by Kevin Coupe

The New York Times had a terrific story the other day about how "the average age of incoming C.E.O.s is around 54. While American government remains squarely in the hands of baby boomers - and while its leadership, at least in certain branches, becomes noticeably older - corporate boardrooms are undergoing a transition.

"It’s Gen X’s moment, that generation most known for being crowded out of sweeping cultural age analyses by millennials on one end and boomers on the other … There are plenty of fair critiques of those generational analyses. People are far more complicated than the year they were born — in Gen X’s case, some time between 1965 and 1980. But it’s still true that with new leaders often come new rules. For the country’s newest chief executives, that has meant more trust in flexible and informal ways of working."

The Times notes that "talking about generational divisions can easily backslide into finger pointing. Management experts point out that most of the variance in workplace performance isn’t about how old someone is, but how good their boss is. Broad generational brushstrokes can paper over the deeper conversations needed between workers and their bosses … Still, when old bosses leave and new ones arrive, there are opportunities for rethinking. Workers who benefit from leaving the office early for school pickup can say so. Workers who want more feedback can ask for it. There’s a chance to look at the way things have always been done and ask: Why?"

I think that "why?" may be the most important question that leaders can ask.  Now, to be fair, it isn't always a generational question, though I do it is fair to say that new generations are more willing to question what their elders have done.  If they're not willing to ask the question, I would argue, they may not be the right leaders.

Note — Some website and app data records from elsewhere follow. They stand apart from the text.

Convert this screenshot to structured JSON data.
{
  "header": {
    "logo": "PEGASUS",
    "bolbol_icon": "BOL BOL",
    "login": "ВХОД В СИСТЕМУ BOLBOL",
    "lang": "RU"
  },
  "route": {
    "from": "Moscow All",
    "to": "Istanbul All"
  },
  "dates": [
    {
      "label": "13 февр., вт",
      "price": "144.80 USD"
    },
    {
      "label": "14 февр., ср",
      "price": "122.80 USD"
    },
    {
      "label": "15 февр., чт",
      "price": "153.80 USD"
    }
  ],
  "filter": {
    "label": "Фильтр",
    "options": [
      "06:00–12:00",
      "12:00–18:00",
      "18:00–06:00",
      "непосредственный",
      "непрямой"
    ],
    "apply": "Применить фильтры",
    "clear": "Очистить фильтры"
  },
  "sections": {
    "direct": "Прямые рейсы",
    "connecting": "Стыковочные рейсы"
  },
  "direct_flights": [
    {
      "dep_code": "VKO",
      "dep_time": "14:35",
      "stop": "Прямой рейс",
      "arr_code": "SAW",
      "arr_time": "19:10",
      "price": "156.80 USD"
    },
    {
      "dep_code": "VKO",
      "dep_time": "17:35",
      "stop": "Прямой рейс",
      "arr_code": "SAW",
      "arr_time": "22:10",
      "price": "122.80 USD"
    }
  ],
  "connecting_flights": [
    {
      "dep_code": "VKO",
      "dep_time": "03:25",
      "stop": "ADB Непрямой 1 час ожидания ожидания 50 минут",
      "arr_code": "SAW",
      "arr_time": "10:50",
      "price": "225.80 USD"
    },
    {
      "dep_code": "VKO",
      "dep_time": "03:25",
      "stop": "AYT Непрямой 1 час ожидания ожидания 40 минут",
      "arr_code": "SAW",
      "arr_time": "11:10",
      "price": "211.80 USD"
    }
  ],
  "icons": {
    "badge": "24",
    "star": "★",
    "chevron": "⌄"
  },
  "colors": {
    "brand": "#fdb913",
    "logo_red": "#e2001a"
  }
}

In the end, though, what I want from leaders is that they be serious people.  (I may be channeling Logan Roy here, someone I ordinarily not turn to for lessons in effective 2023 leadership.)  Serious.  And, in addition, compassionate.  Curious.  Respectful but not obsequious about tradition.  And willing to have their Eyes Opened by fresh insights.